IN HIS two-year stint as vice-rector for academic affairs, Dr. Armando de Jesus has evaluated the University’s academic curriculum and negotiated the collective bargaining agreement between academic employees and UST. Now in his final year, he is determined to accomplish his remaining plans, including the introduction of a standardized syllabus in the Department of General Education.

“I do not look beyond my term and I just do whatever I can because nobody’s indispensable,” De Jesus told the Varsitarian.

To accommodate students who are working and do not have much time to write a thesis, De Jesus introduced the non-thesis track in the Graduate School.

In addition, the Expanded Tertiary Education and Equivalency Program, a program that resembles the non-thesis track, was also introduced to help busy students who will only be required to present their “portfolio” and take a couple of units to complete an academic degree.

Business tycoon Lucio Tan was among those given an equivalency doctorate degree in Commerce.

It was also during De Jesus’ term that the Institute of Technical Courses was removed and replaced by six short-term certificate courses.

De Jesus also caused the conversion of the librarians’ status from non-academic to academic. They are now referred to as the “non-teaching faculty.”

“We have also introduced the online faculty evaluation and started the process of computerizing faculty records,” De Jesus said.

De Jesus is now supervising the standardization of general education courses for Filipino, History, Literature, Spanish and English.

As part of his planned network with other institutions, De Jesus proposed to the European Union another possible international research collaboration, called the Asia Link program, with the participation of Porto University in Portugal, University of Avignon in France and University of Atmajaya in Indonesia.

Digital ID opposed

The University has also increased its number of possible international research collaborations with five other Asian universities under the International Federation of Catholic Universities, including universities from Lebanon, India, Thailand and Indonesia.

De Jesus said he views his stint as an academic boss as a challenge and a “powerful” learning opportunity.

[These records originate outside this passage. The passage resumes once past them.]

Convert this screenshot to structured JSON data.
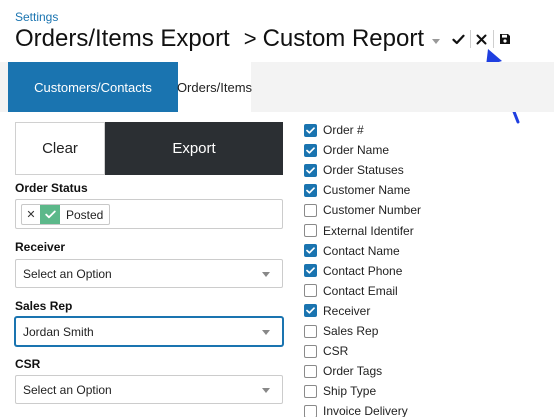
{
  "header": {
    "breadcrumb": "Settings",
    "title": "Orders/Items Export",
    "separator": ">",
    "report": "Custom Report",
    "actions": [
      "check-icon",
      "close-icon",
      "save-icon"
    ]
  },
  "tabs": [
    {
      "label": "Customers/Contacts",
      "active": true
    },
    {
      "label": "Orders/Items",
      "active": false
    }
  ],
  "buttons": {
    "clear": "Clear",
    "export": "Export"
  },
  "filters": {
    "order_status": {
      "label": "Order Status",
      "tag": "Posted",
      "tag_color": "#5cb88a"
    },
    "receiver": {
      "label": "Receiver",
      "value": "Select an Option"
    },
    "sales_rep": {
      "label": "Sales Rep",
      "value": "Jordan Smith"
    },
    "csr": {
      "label": "CSR",
      "value": "Select an Option"
    }
  },
  "columns": [
    {
      "label": "Order #",
      "checked": true
    },
    {
      "label": "Order Name",
      "checked": true
    },
    {
      "label": "Order Statuses",
      "checked": true
    },
    {
      "label": "Customer Name",
      "checked": true
    },
    {
      "label": "Customer Number",
      "checked": false
    },
    {
      "label": "External Identifer",
      "checked": false
    },
    {
      "label": "Contact Name",
      "checked": true
    },
    {
      "label": "Contact Phone",
      "checked": true
    },
    {
      "label": "Contact Email",
      "checked": false
    },
    {
      "label": "Receiver",
      "checked": true
    },
    {
      "label": "Sales Rep",
      "checked": false
    },
    {
      "label": "CSR",
      "checked": false
    },
    {
      "label": "Order Tags",
      "checked": false
    },
    {
      "label": "Ship Type",
      "checked": false
    },
    {
      "label": "Invoice Delivery",
      "checked": false
    }
  ],
  "colors": {
    "accent": "#1a74b0",
    "dark": "#2b2f33",
    "annotation": "#1f3fe0"
  }
}
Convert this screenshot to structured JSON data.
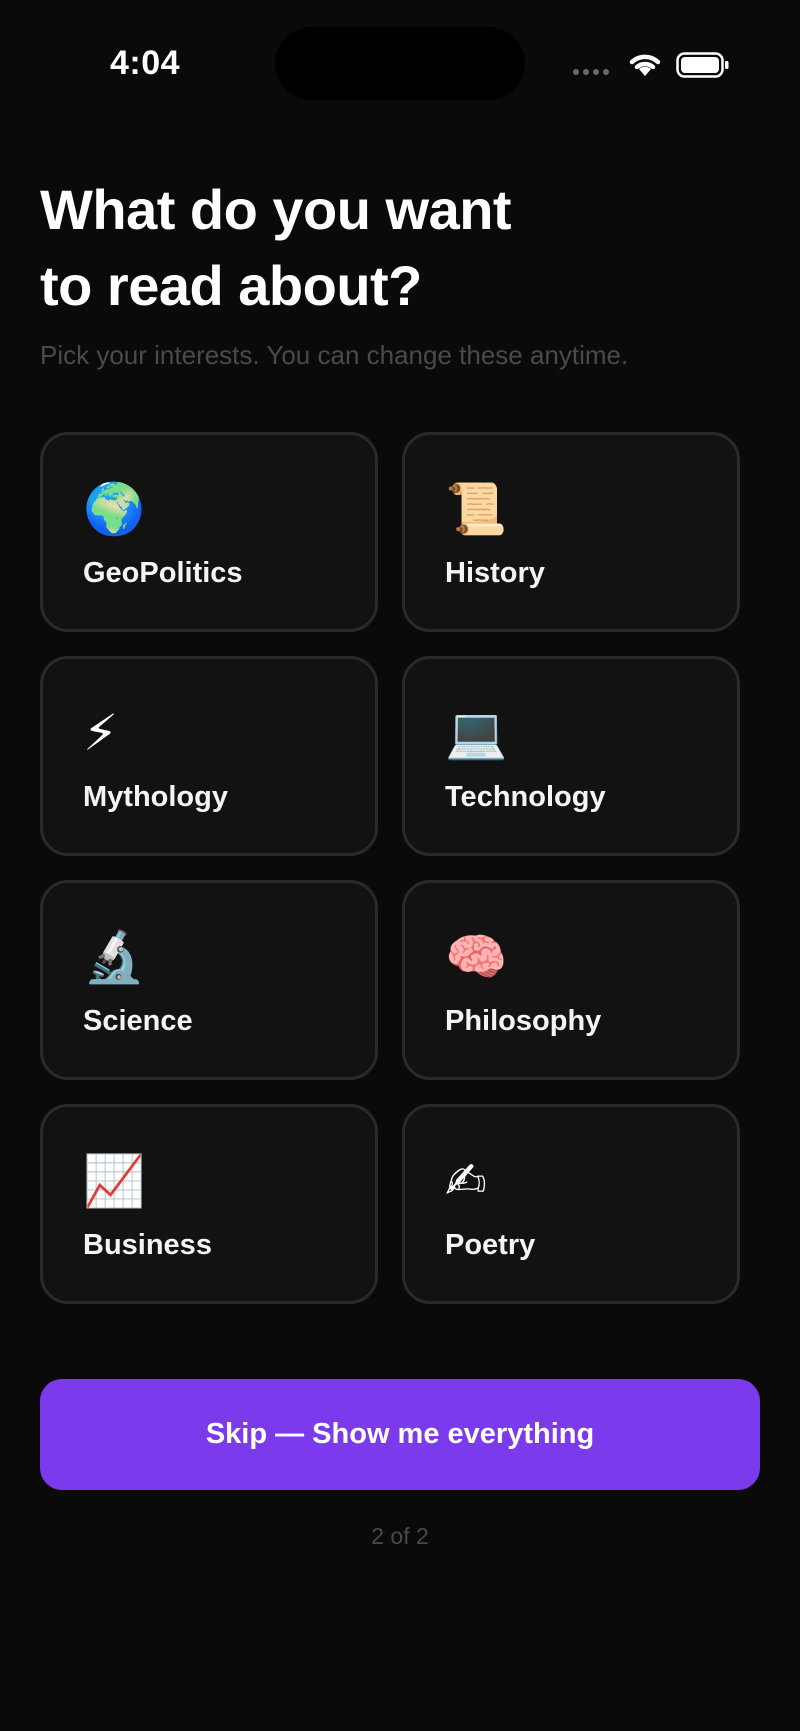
{
  "status_bar": {
    "time": "4:04"
  },
  "header": {
    "title_line1": "What do you want",
    "title_line2": "to read about?",
    "subtitle": "Pick your interests. You can change these anytime."
  },
  "interests": [
    {
      "label": "GeoPolitics",
      "emoji": "🌍",
      "icon": "globe-icon"
    },
    {
      "label": "History",
      "emoji": "📜",
      "icon": "scroll-icon"
    },
    {
      "label": "Mythology",
      "emoji": "⚡",
      "icon": "lightning-icon"
    },
    {
      "label": "Technology",
      "emoji": "💻",
      "icon": "laptop-icon"
    },
    {
      "label": "Science",
      "emoji": "🔬",
      "icon": "microscope-icon"
    },
    {
      "label": "Philosophy",
      "emoji": "🧠",
      "icon": "brain-icon"
    },
    {
      "label": "Business",
      "emoji": "📈",
      "icon": "chart-increasing-icon"
    },
    {
      "label": "Poetry",
      "emoji": "✍",
      "icon": "writing-hand-icon"
    }
  ],
  "skip_button": {
    "label": "Skip — Show me everything"
  },
  "pagination": {
    "label": "2 of 2"
  },
  "colors": {
    "background": "#0a0a0a",
    "card_background": "#121212",
    "card_border": "#2a2a2a",
    "accent": "#7c3aed",
    "muted_text": "#4a4a4a"
  }
}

“Work is not really just something you do for the sake of doing it,” De Jesus said in his speech last June 28 during the testimonial dinner for UST’s new certified public accountants. “When things come to you unbidden, it must be for a reason.”

De Jesus said whoever would replace him must be open-minded.

“You cannot have a road that is totally smooth,” he said. “It is only important that you should know how to address and overcome the challenges.” Edsel Van d.T. Dura


This site uses Akismet to reduce spam. Learn how your comment data is processed.